▶
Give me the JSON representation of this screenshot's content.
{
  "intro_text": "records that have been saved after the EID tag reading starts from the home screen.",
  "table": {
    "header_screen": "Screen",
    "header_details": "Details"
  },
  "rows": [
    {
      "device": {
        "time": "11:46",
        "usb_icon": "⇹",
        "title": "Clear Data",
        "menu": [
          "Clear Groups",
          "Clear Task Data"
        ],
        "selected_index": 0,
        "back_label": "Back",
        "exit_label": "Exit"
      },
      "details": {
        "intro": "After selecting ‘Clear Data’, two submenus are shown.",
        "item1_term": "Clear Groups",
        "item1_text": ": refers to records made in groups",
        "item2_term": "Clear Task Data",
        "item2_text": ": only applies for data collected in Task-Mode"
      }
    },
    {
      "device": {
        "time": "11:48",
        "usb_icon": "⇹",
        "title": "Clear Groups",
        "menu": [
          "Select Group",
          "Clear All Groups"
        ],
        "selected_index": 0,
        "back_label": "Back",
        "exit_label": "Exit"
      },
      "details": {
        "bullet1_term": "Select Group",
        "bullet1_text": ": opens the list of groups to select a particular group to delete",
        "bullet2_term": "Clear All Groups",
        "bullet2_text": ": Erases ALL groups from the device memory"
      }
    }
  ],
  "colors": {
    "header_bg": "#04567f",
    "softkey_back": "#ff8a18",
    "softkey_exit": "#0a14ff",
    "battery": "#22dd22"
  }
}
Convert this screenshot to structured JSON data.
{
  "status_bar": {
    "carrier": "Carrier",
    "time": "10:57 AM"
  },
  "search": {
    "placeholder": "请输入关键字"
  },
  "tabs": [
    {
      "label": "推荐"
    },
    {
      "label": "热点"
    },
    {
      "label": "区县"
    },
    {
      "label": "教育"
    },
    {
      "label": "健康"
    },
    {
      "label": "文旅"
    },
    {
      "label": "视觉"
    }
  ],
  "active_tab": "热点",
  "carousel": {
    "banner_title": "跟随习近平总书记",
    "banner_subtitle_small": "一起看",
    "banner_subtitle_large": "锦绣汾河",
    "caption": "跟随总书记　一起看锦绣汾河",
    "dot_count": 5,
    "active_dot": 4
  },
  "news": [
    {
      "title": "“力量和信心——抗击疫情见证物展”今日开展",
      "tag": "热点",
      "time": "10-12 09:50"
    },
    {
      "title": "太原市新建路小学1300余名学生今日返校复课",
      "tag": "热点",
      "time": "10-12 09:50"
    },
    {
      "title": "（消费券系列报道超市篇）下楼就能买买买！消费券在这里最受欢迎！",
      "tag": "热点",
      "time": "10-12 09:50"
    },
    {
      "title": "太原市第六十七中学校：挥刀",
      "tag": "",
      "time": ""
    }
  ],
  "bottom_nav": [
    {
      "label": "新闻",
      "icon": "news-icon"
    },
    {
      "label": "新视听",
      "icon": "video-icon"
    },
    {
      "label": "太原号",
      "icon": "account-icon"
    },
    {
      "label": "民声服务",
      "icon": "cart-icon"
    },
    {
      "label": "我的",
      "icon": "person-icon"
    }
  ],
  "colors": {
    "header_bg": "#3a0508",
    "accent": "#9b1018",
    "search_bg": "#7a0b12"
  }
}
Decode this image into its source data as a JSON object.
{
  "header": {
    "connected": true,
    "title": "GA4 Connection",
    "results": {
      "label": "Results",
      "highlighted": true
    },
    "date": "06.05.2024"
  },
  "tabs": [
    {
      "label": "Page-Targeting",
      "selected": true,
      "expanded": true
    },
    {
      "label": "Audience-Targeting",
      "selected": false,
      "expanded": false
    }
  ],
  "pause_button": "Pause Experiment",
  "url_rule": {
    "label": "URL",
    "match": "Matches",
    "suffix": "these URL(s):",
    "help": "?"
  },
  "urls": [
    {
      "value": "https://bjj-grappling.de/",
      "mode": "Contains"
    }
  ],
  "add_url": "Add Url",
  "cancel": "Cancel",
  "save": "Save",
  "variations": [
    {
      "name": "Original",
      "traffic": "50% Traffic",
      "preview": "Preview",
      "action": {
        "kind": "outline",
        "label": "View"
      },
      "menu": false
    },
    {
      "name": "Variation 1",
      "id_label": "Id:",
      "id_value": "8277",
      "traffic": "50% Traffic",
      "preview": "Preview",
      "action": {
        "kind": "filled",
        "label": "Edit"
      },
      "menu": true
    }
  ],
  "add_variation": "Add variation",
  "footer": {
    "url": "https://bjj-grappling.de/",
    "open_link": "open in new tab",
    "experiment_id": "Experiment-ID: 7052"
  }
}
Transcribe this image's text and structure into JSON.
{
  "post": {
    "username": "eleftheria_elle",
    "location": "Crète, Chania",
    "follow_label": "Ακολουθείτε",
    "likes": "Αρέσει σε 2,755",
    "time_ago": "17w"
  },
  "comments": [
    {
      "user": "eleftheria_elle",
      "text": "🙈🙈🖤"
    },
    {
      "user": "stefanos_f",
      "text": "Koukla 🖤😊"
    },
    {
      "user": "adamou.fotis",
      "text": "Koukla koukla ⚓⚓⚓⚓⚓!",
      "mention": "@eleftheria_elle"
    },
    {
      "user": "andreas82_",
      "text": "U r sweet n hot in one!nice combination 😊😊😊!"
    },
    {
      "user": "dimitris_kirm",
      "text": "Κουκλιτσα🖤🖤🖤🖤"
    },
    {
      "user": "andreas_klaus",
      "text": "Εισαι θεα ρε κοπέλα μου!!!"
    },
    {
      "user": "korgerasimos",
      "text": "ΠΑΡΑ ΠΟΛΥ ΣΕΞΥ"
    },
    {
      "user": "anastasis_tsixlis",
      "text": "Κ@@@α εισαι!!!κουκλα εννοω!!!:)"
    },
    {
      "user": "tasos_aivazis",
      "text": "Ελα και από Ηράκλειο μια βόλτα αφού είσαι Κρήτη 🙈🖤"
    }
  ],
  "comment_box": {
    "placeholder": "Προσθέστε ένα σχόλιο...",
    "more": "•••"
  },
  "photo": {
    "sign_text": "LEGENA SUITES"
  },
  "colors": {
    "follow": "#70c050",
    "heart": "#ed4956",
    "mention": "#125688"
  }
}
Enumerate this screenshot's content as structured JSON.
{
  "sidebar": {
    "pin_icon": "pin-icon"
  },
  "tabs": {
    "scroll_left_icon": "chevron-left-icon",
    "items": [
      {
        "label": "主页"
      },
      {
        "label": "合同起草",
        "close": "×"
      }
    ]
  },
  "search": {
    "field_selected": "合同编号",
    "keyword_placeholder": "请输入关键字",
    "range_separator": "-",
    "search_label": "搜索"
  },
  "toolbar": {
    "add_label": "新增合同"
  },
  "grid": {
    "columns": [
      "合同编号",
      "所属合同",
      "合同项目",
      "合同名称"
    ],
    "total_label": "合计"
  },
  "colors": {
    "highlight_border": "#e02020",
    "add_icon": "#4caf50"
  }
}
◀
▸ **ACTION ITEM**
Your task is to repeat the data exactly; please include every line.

▸ **SOLUTION TO THE PROBLEM**
Give me the JSON representation of this screenshot's content.
{
  "intro_text": "records that have been saved after the EID tag reading starts from the home screen.",
  "table": {
    "header_screen": "Screen",
    "header_details": "Details"
  },
  "rows": [
    {
      "device": {
        "time": "11:46",
        "usb_icon": "⇹",
        "title": "Clear Data",
        "menu": [
          "Clear Groups",
          "Clear Task Data"
        ],
        "selected_index": 0,
        "back_label": "Back",
        "exit_label": "Exit"
      },
      "details": {
        "intro": "After selecting ‘Clear Data’, two submenus are shown.",
        "item1_term": "Clear Groups",
        "item1_text": ": refers to records made in groups",
        "item2_term": "Clear Task Data",
        "item2_text": ": only applies for data collected in Task-Mode"
      }
    },
    {
      "device": {
        "time": "11:48",
        "usb_icon": "⇹",
        "title": "Clear Groups",
        "menu": [
          "Select Group",
          "Clear All Groups"
        ],
        "selected_index": 0,
        "back_label": "Back",
        "exit_label": "Exit"
      },
      "details": {
        "bullet1_term": "Select Group",
        "bullet1_text": ": opens the list of groups to select a particular group to delete",
        "bullet2_term": "Clear All Groups",
        "bullet2_text": ": Erases ALL groups from the device memory"
      }
    }
  ],
  "colors": {
    "header_bg": "#04567f",
    "softkey_back": "#ff8a18",
    "softkey_exit": "#0a14ff",
    "battery": "#22dd22"
  }
}
Convert this screenshot to structured JSON data.
{
  "status_bar": {
    "carrier": "Carrier",
    "time": "10:57 AM"
  },
  "search": {
    "placeholder": "请输入关键字"
  },
  "tabs": [
    {
      "label": "推荐"
    },
    {
      "label": "热点"
    },
    {
      "label": "区县"
    },
    {
      "label": "教育"
    },
    {
      "label": "健康"
    },
    {
      "label": "文旅"
    },
    {
      "label": "视觉"
    }
  ],
  "active_tab": "热点",
  "carousel": {
    "banner_title": "跟随习近平总书记",
    "banner_subtitle_small": "一起看",
    "banner_subtitle_large": "锦绣汾河",
    "caption": "跟随总书记　一起看锦绣汾河",
    "dot_count": 5,
    "active_dot": 4
  },
  "news": [
    {
      "title": "“力量和信心——抗击疫情见证物展”今日开展",
      "tag": "热点",
      "time": "10-12 09:50"
    },
    {
      "title": "太原市新建路小学1300余名学生今日返校复课",
      "tag": "热点",
      "time": "10-12 09:50"
    },
    {
      "title": "（消费券系列报道超市篇）下楼就能买买买！消费券在这里最受欢迎！",
      "tag": "热点",
      "time": "10-12 09:50"
    },
    {
      "title": "太原市第六十七中学校：挥刀",
      "tag": "",
      "time": ""
    }
  ],
  "bottom_nav": [
    {
      "label": "新闻",
      "icon": "news-icon"
    },
    {
      "label": "新视听",
      "icon": "video-icon"
    },
    {
      "label": "太原号",
      "icon": "account-icon"
    },
    {
      "label": "民声服务",
      "icon": "cart-icon"
    },
    {
      "label": "我的",
      "icon": "person-icon"
    }
  ],
  "colors": {
    "header_bg": "#3a0508",
    "accent": "#9b1018",
    "search_bg": "#7a0b12"
  }
}
Decode this image into its source data as a JSON object.
{
  "header": {
    "connected": true,
    "title": "GA4 Connection",
    "results": {
      "label": "Results",
      "highlighted": true
    },
    "date": "06.05.2024"
  },
  "tabs": [
    {
      "label": "Page-Targeting",
      "selected": true,
      "expanded": true
    },
    {
      "label": "Audience-Targeting",
      "selected": false,
      "expanded": false
    }
  ],
  "pause_button": "Pause Experiment",
  "url_rule": {
    "label": "URL",
    "match": "Matches",
    "suffix": "these URL(s):",
    "help": "?"
  },
  "urls": [
    {
      "value": "https://bjj-grappling.de/",
      "mode": "Contains"
    }
  ],
  "add_url": "Add Url",
  "cancel": "Cancel",
  "save": "Save",
  "variations": [
    {
      "name": "Original",
      "traffic": "50% Traffic",
      "preview": "Preview",
      "action": {
        "kind": "outline",
        "label": "View"
      },
      "menu": false
    },
    {
      "name": "Variation 1",
      "id_label": "Id:",
      "id_value": "8277",
      "traffic": "50% Traffic",
      "preview": "Preview",
      "action": {
        "kind": "filled",
        "label": "Edit"
      },
      "menu": true
    }
  ],
  "add_variation": "Add variation",
  "footer": {
    "url": "https://bjj-grappling.de/",
    "open_link": "open in new tab",
    "experiment_id": "Experiment-ID: 7052"
  }
}
Transcribe this image's text and structure into JSON.
{
  "post": {
    "username": "eleftheria_elle",
    "location": "Crète, Chania",
    "follow_label": "Ακολουθείτε",
    "likes": "Αρέσει σε 2,755",
    "time_ago": "17w"
  },
  "comments": [
    {
      "user": "eleftheria_elle",
      "text": "🙈🙈🖤"
    },
    {
      "user": "stefanos_f",
      "text": "Koukla 🖤😊"
    },
    {
      "user": "adamou.fotis",
      "text": "Koukla koukla ⚓⚓⚓⚓⚓!",
      "mention": "@eleftheria_elle"
    },
    {
      "user": "andreas82_",
      "text": "U r sweet n hot in one!nice combination 😊😊😊!"
    },
    {
      "user": "dimitris_kirm",
      "text": "Κουκλιτσα🖤🖤🖤🖤"
    },
    {
      "user": "andreas_klaus",
      "text": "Εισαι θεα ρε κοπέλα μου!!!"
    },
    {
      "user": "korgerasimos",
      "text": "ΠΑΡΑ ΠΟΛΥ ΣΕΞΥ"
    },
    {
      "user": "anastasis_tsixlis",
      "text": "Κ@@@α εισαι!!!κουκλα εννοω!!!:)"
    },
    {
      "user": "tasos_aivazis",
      "text": "Ελα και από Ηράκλειο μια βόλτα αφού είσαι Κρήτη 🙈🖤"
    }
  ],
  "comment_box": {
    "placeholder": "Προσθέστε ένα σχόλιο...",
    "more": "•••"
  },
  "photo": {
    "sign_text": "LEGENA SUITES"
  },
  "colors": {
    "follow": "#70c050",
    "heart": "#ed4956",
    "mention": "#125688"
  }
}
Enumerate this screenshot's content as structured JSON.
{
  "sidebar": {
    "pin_icon": "pin-icon"
  },
  "tabs": {
    "scroll_left_icon": "chevron-left-icon",
    "items": [
      {
        "label": "主页"
      },
      {
        "label": "合同起草",
        "close": "×"
      }
    ]
  },
  "search": {
    "field_selected": "合同编号",
    "keyword_placeholder": "请输入关键字",
    "range_separator": "-",
    "search_label": "搜索"
  },
  "toolbar": {
    "add_label": "新增合同"
  },
  "grid": {
    "columns": [
      "合同编号",
      "所属合同",
      "合同项目",
      "合同名称"
    ],
    "total_label": "合计"
  },
  "colors": {
    "highlight_border": "#e02020",
    "add_icon": "#4caf50"
  }
}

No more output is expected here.